Problem requirements. Exactly as written, output each of the lines below, with no images.
»»
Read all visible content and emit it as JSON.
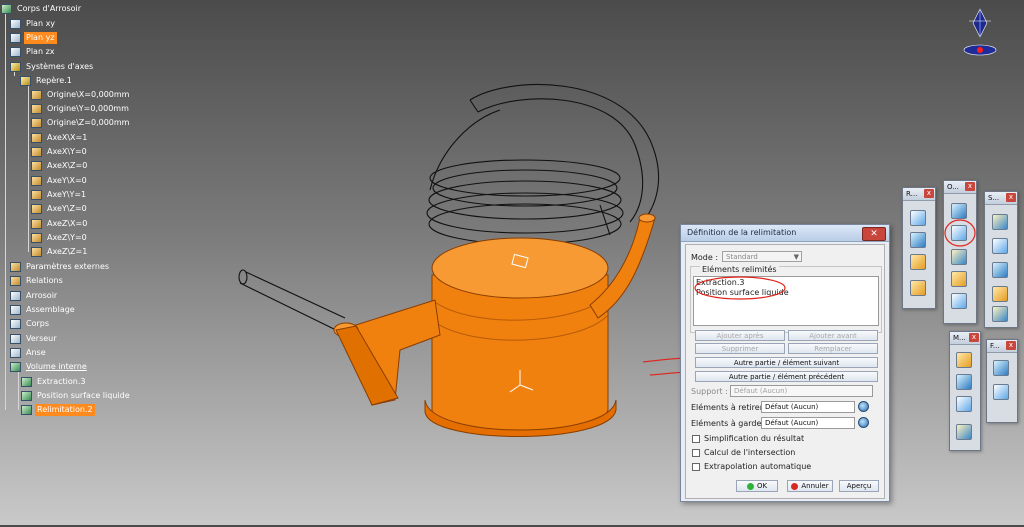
{
  "tree": {
    "root": "Corps d'Arrosoir",
    "items": [
      {
        "label": "Plan xy"
      },
      {
        "label": "Plan yz"
      },
      {
        "label": "Plan zx"
      },
      {
        "label": "Systèmes d'axes"
      },
      {
        "label": "Repère.1"
      },
      {
        "label": "Origine\\X=0,000mm"
      },
      {
        "label": "Origine\\Y=0,000mm"
      },
      {
        "label": "Origine\\Z=0,000mm"
      },
      {
        "label": "AxeX\\X=1"
      },
      {
        "label": "AxeX\\Y=0"
      },
      {
        "label": "AxeX\\Z=0"
      },
      {
        "label": "AxeY\\X=0"
      },
      {
        "label": "AxeY\\Y=1"
      },
      {
        "label": "AxeY\\Z=0"
      },
      {
        "label": "AxeZ\\X=0"
      },
      {
        "label": "AxeZ\\Y=0"
      },
      {
        "label": "AxeZ\\Z=1"
      },
      {
        "label": "Paramètres externes"
      },
      {
        "label": "Relations"
      },
      {
        "label": "Arrosoir"
      },
      {
        "label": "Assemblage"
      },
      {
        "label": "Corps"
      },
      {
        "label": "Verseur"
      },
      {
        "label": "Anse"
      },
      {
        "label": "Volume interne"
      },
      {
        "label": "Extraction.3"
      },
      {
        "label": "Position surface liquide"
      },
      {
        "label": "Relimitation.2"
      }
    ]
  },
  "dialog": {
    "title": "Définition de la relimitation",
    "mode_label": "Mode :",
    "mode_value": "Standard",
    "elements_group": "Eléments relimités",
    "elements": [
      "Extraction.3",
      "Position surface liquide"
    ],
    "btn_ajouter_apres": "Ajouter après",
    "btn_ajouter_avant": "Ajouter avant",
    "btn_supprimer": "Supprimer",
    "btn_remplacer": "Remplacer",
    "btn_autre_suivant": "Autre partie / élément suivant",
    "btn_autre_precedent": "Autre partie / élément précédent",
    "support_label": "Support :",
    "support_value": "Défaut (Aucun)",
    "retirer_label": "Eléments à retirer :",
    "retirer_value": "Défaut (Aucun)",
    "garder_label": "Eléments à garder :",
    "garder_value": "Défaut (Aucun)",
    "chk_simplification": "Simplification du résultat",
    "chk_intersection": "Calcul de l'intersection",
    "chk_extrapolation": "Extrapolation automatique",
    "ok": "OK",
    "annuler": "Annuler",
    "apercu": "Aperçu"
  },
  "toolbars": {
    "t1": "R...",
    "t2": "O...",
    "t3": "S...",
    "t4": "M...",
    "t5": "F..."
  },
  "colors": {
    "selection": "#ff8a1e",
    "model": "#ff8a1e",
    "annotation": "#e2221a"
  }
}
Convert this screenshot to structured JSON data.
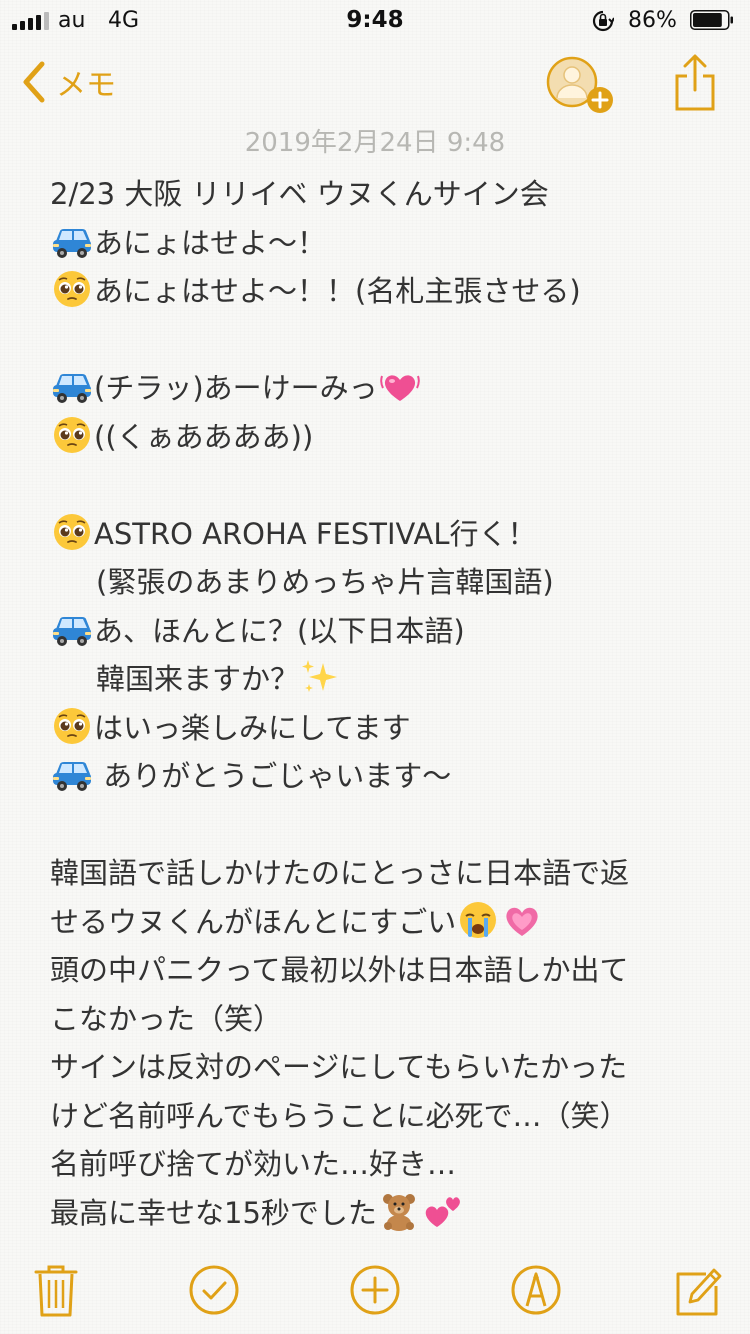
{
  "status_bar": {
    "carrier": "au",
    "network": "4G",
    "time": "9:48",
    "battery_percent": "86%",
    "battery_level": 0.86
  },
  "nav": {
    "back_label": "メモ",
    "accent_color": "#e0a117"
  },
  "note": {
    "date": "2019年2月24日 9:48",
    "lines": [
      {
        "text": "2/23 大阪 リリイベ ウヌくんサイン会",
        "lead": "",
        "trail": "",
        "indent": false
      },
      {
        "text": "あにょはせよ〜！",
        "lead": "car",
        "trail": "",
        "indent": false
      },
      {
        "text": "あにょはせよ〜！！(名札主張させる)",
        "lead": "pleading",
        "trail": "",
        "indent": false
      },
      {
        "text": "",
        "lead": "",
        "trail": "",
        "indent": false
      },
      {
        "text": "(チラッ)あーけーみっ",
        "lead": "car",
        "trail": "beating-heart",
        "indent": false
      },
      {
        "text": "((くぁああああ))",
        "lead": "pleading",
        "trail": "",
        "indent": false
      },
      {
        "text": "",
        "lead": "",
        "trail": "",
        "indent": false
      },
      {
        "text": "ASTRO AROHA FESTIVAL行く！",
        "lead": "pleading",
        "trail": "",
        "indent": false
      },
      {
        "text": "(緊張のあまりめっちゃ片言韓国語)",
        "lead": "",
        "trail": "",
        "indent": true
      },
      {
        "text": "あ、ほんとに？(以下日本語)",
        "lead": "car",
        "trail": "",
        "indent": false
      },
      {
        "text": "韓国来ますか？",
        "lead": "",
        "trail": "sparkles",
        "indent": true
      },
      {
        "text": "はいっ楽しみにしてます",
        "lead": "pleading",
        "trail": "",
        "indent": false
      },
      {
        "text": " ありがとうごじゃいます〜",
        "lead": "car",
        "trail": "",
        "indent": false
      },
      {
        "text": "",
        "lead": "",
        "trail": "",
        "indent": false
      },
      {
        "text": "韓国語で話しかけたのにとっさに日本語で返",
        "lead": "",
        "trail": "",
        "indent": false
      },
      {
        "text": "せるウヌくんがほんとにすごい",
        "lead": "",
        "trail": "crying-heart",
        "indent": false
      },
      {
        "text": "頭の中パニクって最初以外は日本語しか出て",
        "lead": "",
        "trail": "",
        "indent": false
      },
      {
        "text": "こなかった（笑）",
        "lead": "",
        "trail": "",
        "indent": false
      },
      {
        "text": "サインは反対のページにしてもらいたかった",
        "lead": "",
        "trail": "",
        "indent": false
      },
      {
        "text": "けど名前呼んでもらうことに必死で…（笑）",
        "lead": "",
        "trail": "",
        "indent": false
      },
      {
        "text": "名前呼び捨てが効いた…好き…",
        "lead": "",
        "trail": "",
        "indent": false
      },
      {
        "text": "最高に幸せな15秒でした",
        "lead": "",
        "trail": "bear-hearts",
        "indent": false
      }
    ]
  },
  "icons": {
    "lead_car": "car-icon",
    "lead_pleading": "pleading-face-icon",
    "trail_beating-heart": "beating-heart-icon",
    "trail_sparkles": "sparkles-icon",
    "trail_crying-heart": "crying-face-and-heart-icon",
    "trail_bear-hearts": "teddy-bear-and-hearts-icon"
  },
  "toolbar": {
    "items": [
      "trash-icon",
      "checklist-icon",
      "add-icon",
      "markup-icon",
      "compose-icon"
    ]
  }
}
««
Exercise result.
Read all visible content and emit it as JSON.
{
  "tree": {
    "root": "Corps d'Arrosoir",
    "items": [
      {
        "label": "Plan xy"
      },
      {
        "label": "Plan yz"
      },
      {
        "label": "Plan zx"
      },
      {
        "label": "Systèmes d'axes"
      },
      {
        "label": "Repère.1"
      },
      {
        "label": "Origine\\X=0,000mm"
      },
      {
        "label": "Origine\\Y=0,000mm"
      },
      {
        "label": "Origine\\Z=0,000mm"
      },
      {
        "label": "AxeX\\X=1"
      },
      {
        "label": "AxeX\\Y=0"
      },
      {
        "label": "AxeX\\Z=0"
      },
      {
        "label": "AxeY\\X=0"
      },
      {
        "label": "AxeY\\Y=1"
      },
      {
        "label": "AxeY\\Z=0"
      },
      {
        "label": "AxeZ\\X=0"
      },
      {
        "label": "AxeZ\\Y=0"
      },
      {
        "label": "AxeZ\\Z=1"
      },
      {
        "label": "Paramètres externes"
      },
      {
        "label": "Relations"
      },
      {
        "label": "Arrosoir"
      },
      {
        "label": "Assemblage"
      },
      {
        "label": "Corps"
      },
      {
        "label": "Verseur"
      },
      {
        "label": "Anse"
      },
      {
        "label": "Volume interne"
      },
      {
        "label": "Extraction.3"
      },
      {
        "label": "Position surface liquide"
      },
      {
        "label": "Relimitation.2"
      }
    ]
  },
  "dialog": {
    "title": "Définition de la relimitation",
    "mode_label": "Mode :",
    "mode_value": "Standard",
    "elements_group": "Eléments relimités",
    "elements": [
      "Extraction.3",
      "Position surface liquide"
    ],
    "btn_ajouter_apres": "Ajouter après",
    "btn_ajouter_avant": "Ajouter avant",
    "btn_supprimer": "Supprimer",
    "btn_remplacer": "Remplacer",
    "btn_autre_suivant": "Autre partie / élément suivant",
    "btn_autre_precedent": "Autre partie / élément précédent",
    "support_label": "Support :",
    "support_value": "Défaut (Aucun)",
    "retirer_label": "Eléments à retirer :",
    "retirer_value": "Défaut (Aucun)",
    "garder_label": "Eléments à garder :",
    "garder_value": "Défaut (Aucun)",
    "chk_simplification": "Simplification du résultat",
    "chk_intersection": "Calcul de l'intersection",
    "chk_extrapolation": "Extrapolation automatique",
    "ok": "OK",
    "annuler": "Annuler",
    "apercu": "Aperçu"
  },
  "toolbars": {
    "t1": "R...",
    "t2": "O...",
    "t3": "S...",
    "t4": "M...",
    "t5": "F..."
  },
  "colors": {
    "selection": "#ff8a1e",
    "model": "#ff8a1e",
    "annotation": "#e2221a"
  }
}
Convert this screenshot to structured JSON data.
{
  "status_bar": {
    "carrier": "au",
    "network": "4G",
    "time": "9:48",
    "battery_percent": "86%",
    "battery_level": 0.86
  },
  "nav": {
    "back_label": "メモ",
    "accent_color": "#e0a117"
  },
  "note": {
    "date": "2019年2月24日 9:48",
    "lines": [
      {
        "text": "2/23 大阪 リリイベ ウヌくんサイン会",
        "lead": "",
        "trail": "",
        "indent": false
      },
      {
        "text": "あにょはせよ〜！",
        "lead": "car",
        "trail": "",
        "indent": false
      },
      {
        "text": "あにょはせよ〜！！(名札主張させる)",
        "lead": "pleading",
        "trail": "",
        "indent": false
      },
      {
        "text": "",
        "lead": "",
        "trail": "",
        "indent": false
      },
      {
        "text": "(チラッ)あーけーみっ",
        "lead": "car",
        "trail": "beating-heart",
        "indent": false
      },
      {
        "text": "((くぁああああ))",
        "lead": "pleading",
        "trail": "",
        "indent": false
      },
      {
        "text": "",
        "lead": "",
        "trail": "",
        "indent": false
      },
      {
        "text": "ASTRO AROHA FESTIVAL行く！",
        "lead": "pleading",
        "trail": "",
        "indent": false
      },
      {
        "text": "(緊張のあまりめっちゃ片言韓国語)",
        "lead": "",
        "trail": "",
        "indent": true
      },
      {
        "text": "あ、ほんとに？(以下日本語)",
        "lead": "car",
        "trail": "",
        "indent": false
      },
      {
        "text": "韓国来ますか？",
        "lead": "",
        "trail": "sparkles",
        "indent": true
      },
      {
        "text": "はいっ楽しみにしてます",
        "lead": "pleading",
        "trail": "",
        "indent": false
      },
      {
        "text": " ありがとうごじゃいます〜",
        "lead": "car",
        "trail": "",
        "indent": false
      },
      {
        "text": "",
        "lead": "",
        "trail": "",
        "indent": false
      },
      {
        "text": "韓国語で話しかけたのにとっさに日本語で返",
        "lead": "",
        "trail": "",
        "indent": false
      },
      {
        "text": "せるウヌくんがほんとにすごい",
        "lead": "",
        "trail": "crying-heart",
        "indent": false
      },
      {
        "text": "頭の中パニクって最初以外は日本語しか出て",
        "lead": "",
        "trail": "",
        "indent": false
      },
      {
        "text": "こなかった（笑）",
        "lead": "",
        "trail": "",
        "indent": false
      },
      {
        "text": "サインは反対のページにしてもらいたかった",
        "lead": "",
        "trail": "",
        "indent": false
      },
      {
        "text": "けど名前呼んでもらうことに必死で…（笑）",
        "lead": "",
        "trail": "",
        "indent": false
      },
      {
        "text": "名前呼び捨てが効いた…好き…",
        "lead": "",
        "trail": "",
        "indent": false
      },
      {
        "text": "最高に幸せな15秒でした",
        "lead": "",
        "trail": "bear-hearts",
        "indent": false
      }
    ]
  },
  "icons": {
    "lead_car": "car-icon",
    "lead_pleading": "pleading-face-icon",
    "trail_beating-heart": "beating-heart-icon",
    "trail_sparkles": "sparkles-icon",
    "trail_crying-heart": "crying-face-and-heart-icon",
    "trail_bear-hearts": "teddy-bear-and-hearts-icon"
  },
  "toolbar": {
    "items": [
      "trash-icon",
      "checklist-icon",
      "add-icon",
      "markup-icon",
      "compose-icon"
    ]
  }
}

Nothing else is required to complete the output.